Polish fishers lead the way on ghost nets

147 tons of marine litter fished from the Baltic:

Polish small-scale fishers show leadership in dealing with ghost nets

Warsaw, 16th of January 2018

Marcin Ruciński

Fishing gears lost at sea and their impact on the marine environment are subject to numerous research and actions globally. One of the most successful projects in this respect , “Clean Baltic”, is being finalized along Poland’s coastal waters including the Lagoons, with the involvement of over 500 small-scale fishers.

3 LIFE Polish Member Organizations got involved in this large-scale project. The latter was developed thanks to the European Maritime and Fisheries Fund monies made available to Poland as part of the “Fisheries and the Sea 2014-2020” Operational Programme. We are glad to see that EU subsidies have been used for a universally positive purpose – improve the state of the marine environment where Polish small-scale fishers operate, while also benefitting other sea users.

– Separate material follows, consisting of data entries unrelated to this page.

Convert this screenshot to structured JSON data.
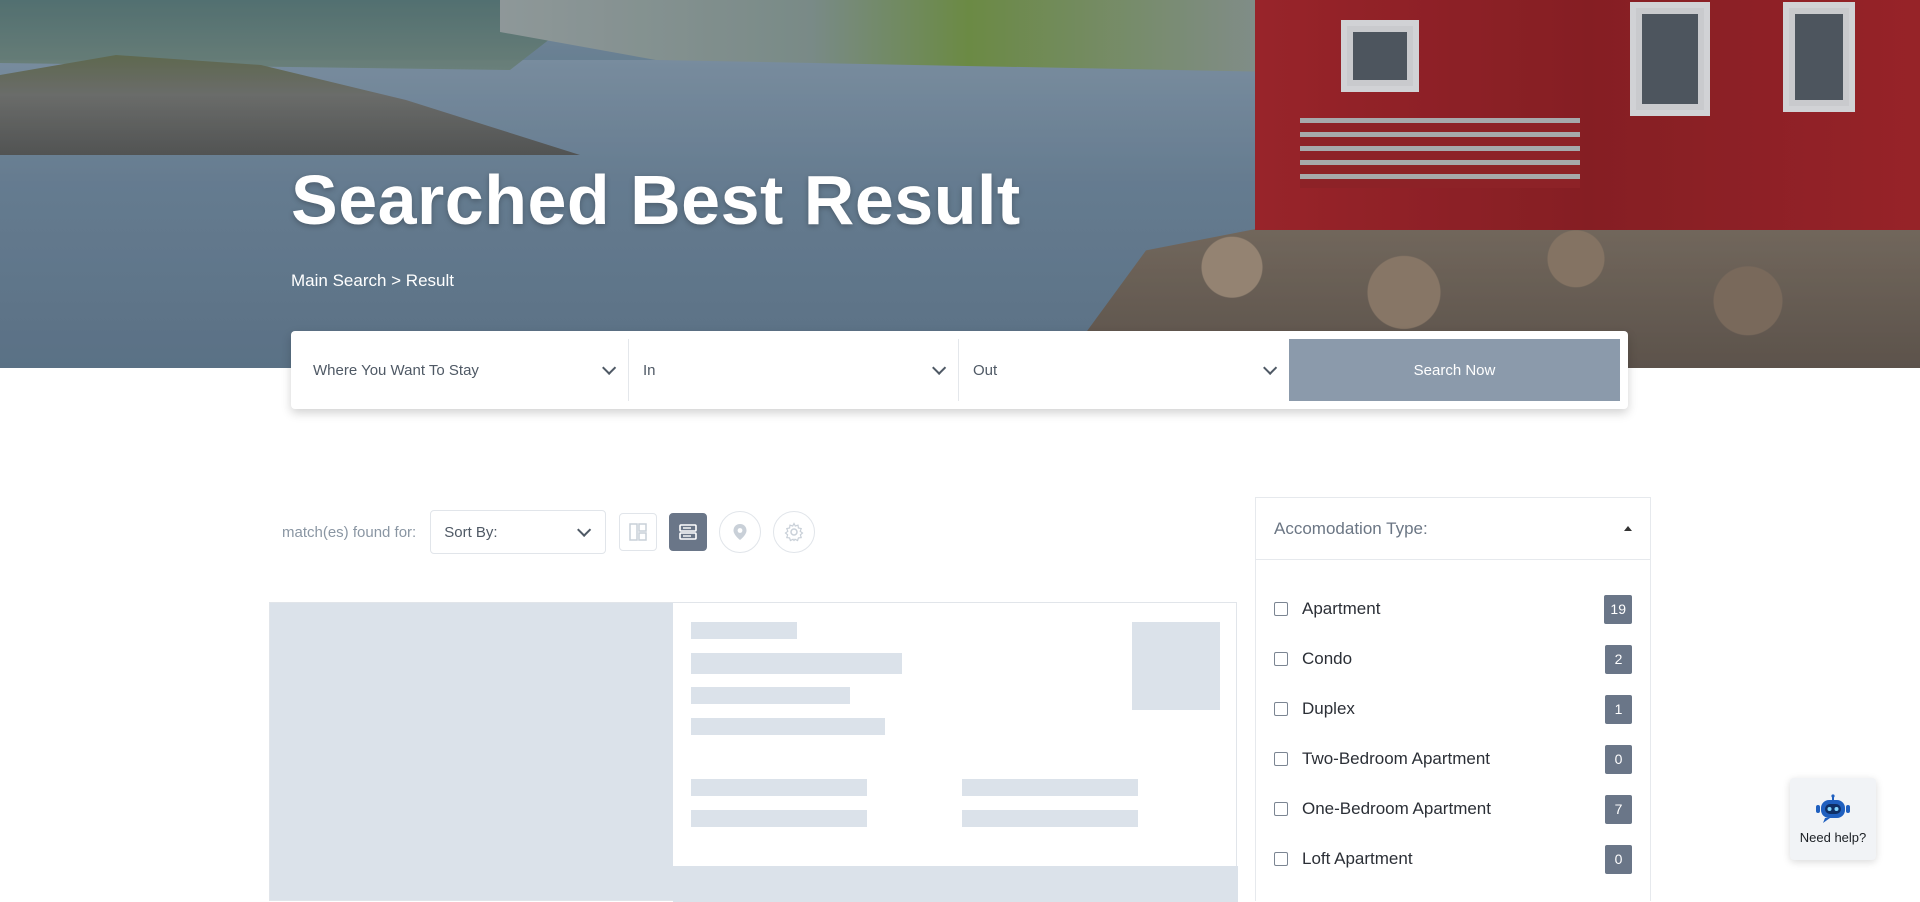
{
  "hero": {
    "title": "Searched Best Result",
    "breadcrumb": "Main Search > Result"
  },
  "search": {
    "destination_placeholder": "Where You Want To Stay",
    "checkin_placeholder": "In",
    "checkout_placeholder": "Out",
    "button_label": "Search Now"
  },
  "toolbar": {
    "match_label": "match(es) found for:",
    "sort_label": "Sort By:",
    "view_icons": [
      "grid-view-icon",
      "list-view-icon",
      "map-pin-icon",
      "settings-icon"
    ],
    "active_view": "list-view-icon"
  },
  "filter": {
    "title": "Accomodation Type:",
    "items": [
      {
        "label": "Apartment",
        "count": "19"
      },
      {
        "label": "Condo",
        "count": "2"
      },
      {
        "label": "Duplex",
        "count": "1"
      },
      {
        "label": "Two-Bedroom Apartment",
        "count": "0"
      },
      {
        "label": "One-Bedroom Apartment",
        "count": "7"
      },
      {
        "label": "Loft Apartment",
        "count": "0"
      }
    ]
  },
  "help": {
    "label": "Need help?",
    "icon": "chatbot-icon"
  },
  "colors": {
    "accent": "#6a7688",
    "search_button": "#8b9aab",
    "skeleton": "#dbe2ea",
    "hero_house": "#b5262a"
  }
}
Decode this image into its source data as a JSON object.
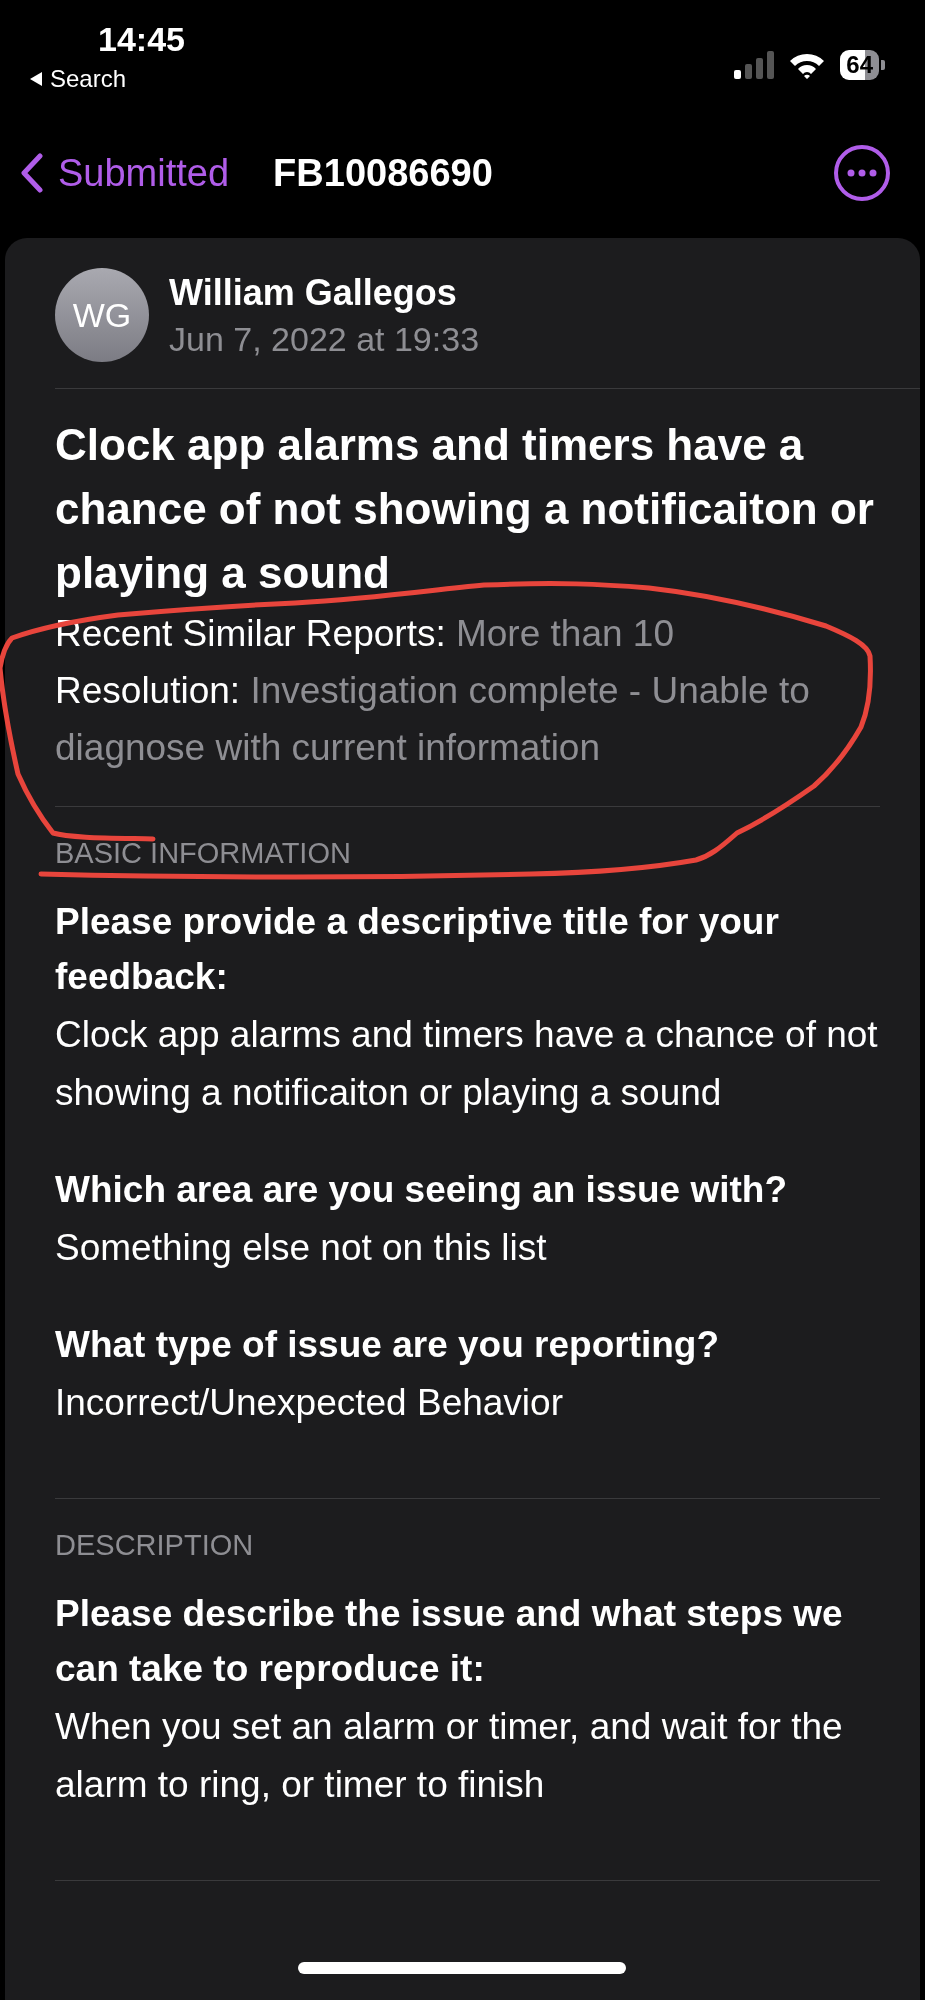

The fishers retrieved a total of just under 147 tons of waste. Most retrieved fishing gears were gillnets, but trawls, trap nets, lines and pots were also fished out. The retrieved nets contained fish and other marine organisms, such as birds and mussels and even one dead grey seal. The project was not confined to fishing gears only and fishers took out many other objects, such as buoys, Styrofoam, boxes, lines, tires, remains of steel elements, as well as smaller waste such as gloves and plastic bags.

LIFE is proud to be part of the project, and we take the opportunity to thank all those involved – the fishers and their organizations, the MARE foundation (http://fundacjamare.pl) and administration bodies. But most importantly, we are pleased to witness the strong involvement of the fishers in the project activities, and their feeling of co-responsibility for the state of marine environment, including fish stocks, on which their livelihoods depend.

See the fishermen in action below !